Copy every line in the listing that contains "this".

╭─ EXERCISE MATERIAL

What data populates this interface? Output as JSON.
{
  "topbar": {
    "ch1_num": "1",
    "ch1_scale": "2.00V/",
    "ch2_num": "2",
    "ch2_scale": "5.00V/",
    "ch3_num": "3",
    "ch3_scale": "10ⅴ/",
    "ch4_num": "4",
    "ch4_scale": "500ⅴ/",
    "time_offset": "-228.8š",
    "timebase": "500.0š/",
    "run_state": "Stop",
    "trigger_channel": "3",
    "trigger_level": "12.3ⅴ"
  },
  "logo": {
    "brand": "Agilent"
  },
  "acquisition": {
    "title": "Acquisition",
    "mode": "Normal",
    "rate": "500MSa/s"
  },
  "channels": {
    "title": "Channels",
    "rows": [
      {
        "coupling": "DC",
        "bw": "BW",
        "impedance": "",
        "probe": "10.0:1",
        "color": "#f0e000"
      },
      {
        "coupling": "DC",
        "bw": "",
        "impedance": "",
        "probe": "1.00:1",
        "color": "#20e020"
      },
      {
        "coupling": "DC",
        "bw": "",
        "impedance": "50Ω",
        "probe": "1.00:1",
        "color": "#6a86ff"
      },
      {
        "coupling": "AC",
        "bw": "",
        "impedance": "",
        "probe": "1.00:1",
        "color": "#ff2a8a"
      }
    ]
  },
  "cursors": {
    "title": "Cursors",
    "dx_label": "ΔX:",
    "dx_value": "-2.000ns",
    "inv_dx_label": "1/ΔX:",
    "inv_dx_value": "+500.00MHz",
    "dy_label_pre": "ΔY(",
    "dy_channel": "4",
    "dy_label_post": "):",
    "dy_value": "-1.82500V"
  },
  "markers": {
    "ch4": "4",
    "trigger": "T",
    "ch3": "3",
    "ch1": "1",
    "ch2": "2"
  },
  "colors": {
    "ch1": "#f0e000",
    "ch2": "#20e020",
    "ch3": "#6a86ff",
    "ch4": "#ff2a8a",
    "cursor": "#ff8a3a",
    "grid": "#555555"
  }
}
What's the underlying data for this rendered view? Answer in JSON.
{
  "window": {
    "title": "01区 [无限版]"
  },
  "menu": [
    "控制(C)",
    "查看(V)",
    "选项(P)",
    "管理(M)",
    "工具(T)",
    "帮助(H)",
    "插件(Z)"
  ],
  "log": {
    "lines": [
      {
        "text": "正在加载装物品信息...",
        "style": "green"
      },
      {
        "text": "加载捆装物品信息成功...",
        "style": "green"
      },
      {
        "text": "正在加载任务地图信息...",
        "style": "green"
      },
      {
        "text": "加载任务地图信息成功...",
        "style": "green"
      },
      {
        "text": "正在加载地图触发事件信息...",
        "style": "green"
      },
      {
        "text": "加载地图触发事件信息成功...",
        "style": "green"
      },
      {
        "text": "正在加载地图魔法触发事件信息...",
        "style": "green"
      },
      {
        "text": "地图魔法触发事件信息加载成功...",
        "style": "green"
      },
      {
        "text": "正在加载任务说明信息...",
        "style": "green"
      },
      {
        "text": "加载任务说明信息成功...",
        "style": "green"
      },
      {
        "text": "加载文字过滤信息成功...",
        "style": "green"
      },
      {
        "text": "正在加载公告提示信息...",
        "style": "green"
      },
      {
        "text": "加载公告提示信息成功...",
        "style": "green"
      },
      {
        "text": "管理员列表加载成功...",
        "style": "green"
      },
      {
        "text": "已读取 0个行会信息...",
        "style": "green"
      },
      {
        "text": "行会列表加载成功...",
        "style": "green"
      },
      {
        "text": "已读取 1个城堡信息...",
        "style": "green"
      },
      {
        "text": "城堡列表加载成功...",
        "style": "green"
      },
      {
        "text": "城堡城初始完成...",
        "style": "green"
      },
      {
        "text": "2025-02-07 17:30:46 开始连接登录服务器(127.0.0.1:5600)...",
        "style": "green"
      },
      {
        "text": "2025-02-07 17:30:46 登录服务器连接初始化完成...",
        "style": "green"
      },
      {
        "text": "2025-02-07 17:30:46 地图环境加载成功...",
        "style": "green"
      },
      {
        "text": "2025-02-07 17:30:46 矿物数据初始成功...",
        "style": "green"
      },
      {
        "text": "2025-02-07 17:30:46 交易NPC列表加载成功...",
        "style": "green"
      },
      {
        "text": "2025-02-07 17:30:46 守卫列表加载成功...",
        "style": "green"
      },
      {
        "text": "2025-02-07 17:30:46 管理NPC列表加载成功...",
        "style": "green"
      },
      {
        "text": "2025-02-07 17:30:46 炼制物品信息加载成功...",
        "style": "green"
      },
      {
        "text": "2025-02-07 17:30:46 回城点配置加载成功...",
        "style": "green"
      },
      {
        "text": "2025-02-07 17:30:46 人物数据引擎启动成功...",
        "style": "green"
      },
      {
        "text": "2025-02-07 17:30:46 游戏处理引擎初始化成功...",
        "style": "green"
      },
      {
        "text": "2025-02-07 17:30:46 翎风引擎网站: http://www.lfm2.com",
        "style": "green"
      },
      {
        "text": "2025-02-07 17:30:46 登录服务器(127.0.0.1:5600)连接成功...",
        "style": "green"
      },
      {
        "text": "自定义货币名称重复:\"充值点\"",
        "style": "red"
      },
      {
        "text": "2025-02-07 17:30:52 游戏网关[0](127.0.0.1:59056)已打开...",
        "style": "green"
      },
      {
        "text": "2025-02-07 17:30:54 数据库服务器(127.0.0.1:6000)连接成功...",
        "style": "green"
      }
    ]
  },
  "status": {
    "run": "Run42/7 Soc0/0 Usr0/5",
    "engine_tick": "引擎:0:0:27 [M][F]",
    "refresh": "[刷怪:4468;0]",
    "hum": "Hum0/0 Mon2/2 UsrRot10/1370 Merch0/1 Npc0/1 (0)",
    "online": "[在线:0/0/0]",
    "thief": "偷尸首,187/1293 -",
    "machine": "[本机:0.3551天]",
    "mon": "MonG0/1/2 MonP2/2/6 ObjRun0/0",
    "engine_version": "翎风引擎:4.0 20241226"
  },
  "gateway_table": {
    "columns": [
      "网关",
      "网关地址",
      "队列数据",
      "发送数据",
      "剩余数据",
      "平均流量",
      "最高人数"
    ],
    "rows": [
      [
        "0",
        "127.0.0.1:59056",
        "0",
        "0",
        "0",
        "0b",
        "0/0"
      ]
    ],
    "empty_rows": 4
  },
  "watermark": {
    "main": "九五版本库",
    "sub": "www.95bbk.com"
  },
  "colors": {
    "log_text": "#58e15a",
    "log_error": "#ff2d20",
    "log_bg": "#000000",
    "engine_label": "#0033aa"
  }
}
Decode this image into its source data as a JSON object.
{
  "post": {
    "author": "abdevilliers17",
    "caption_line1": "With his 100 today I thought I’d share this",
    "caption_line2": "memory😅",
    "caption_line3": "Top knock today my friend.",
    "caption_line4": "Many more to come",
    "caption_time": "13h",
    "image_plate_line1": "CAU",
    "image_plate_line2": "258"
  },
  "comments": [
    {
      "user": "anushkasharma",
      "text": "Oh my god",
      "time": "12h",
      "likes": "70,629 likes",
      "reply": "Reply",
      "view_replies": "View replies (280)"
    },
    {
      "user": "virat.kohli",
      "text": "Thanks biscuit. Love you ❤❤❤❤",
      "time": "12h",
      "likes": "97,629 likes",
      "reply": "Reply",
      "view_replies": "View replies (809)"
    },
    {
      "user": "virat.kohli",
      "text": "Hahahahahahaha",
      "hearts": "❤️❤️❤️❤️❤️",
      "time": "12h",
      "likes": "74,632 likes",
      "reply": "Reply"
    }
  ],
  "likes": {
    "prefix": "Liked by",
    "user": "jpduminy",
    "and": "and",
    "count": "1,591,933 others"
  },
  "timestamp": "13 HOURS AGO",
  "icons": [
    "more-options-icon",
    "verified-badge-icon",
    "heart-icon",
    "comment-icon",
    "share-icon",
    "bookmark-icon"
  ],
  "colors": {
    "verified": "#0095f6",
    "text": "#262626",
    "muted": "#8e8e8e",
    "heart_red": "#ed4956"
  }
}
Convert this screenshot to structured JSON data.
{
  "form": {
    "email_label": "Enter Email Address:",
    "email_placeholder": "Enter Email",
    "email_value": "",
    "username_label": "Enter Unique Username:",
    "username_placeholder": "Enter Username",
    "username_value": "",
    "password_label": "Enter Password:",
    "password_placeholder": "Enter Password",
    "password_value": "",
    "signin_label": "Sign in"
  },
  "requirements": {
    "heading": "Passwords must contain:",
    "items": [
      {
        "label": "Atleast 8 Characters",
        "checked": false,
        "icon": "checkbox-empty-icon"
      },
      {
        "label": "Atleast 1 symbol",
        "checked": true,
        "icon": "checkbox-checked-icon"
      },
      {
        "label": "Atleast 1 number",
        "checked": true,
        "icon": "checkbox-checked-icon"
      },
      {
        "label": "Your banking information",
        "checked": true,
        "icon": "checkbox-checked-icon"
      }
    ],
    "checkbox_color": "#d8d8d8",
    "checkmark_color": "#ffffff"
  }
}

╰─

SOLVED EXERCISE:
What data populates this interface? Output as JSON.
What's the underlying data for this rendered view? Answer in JSON.
Decode this image into its source data as a JSON object.
    "caption_line1": "With his 100 today I thought I’d share this",
Convert this screenshot to structured JSON data.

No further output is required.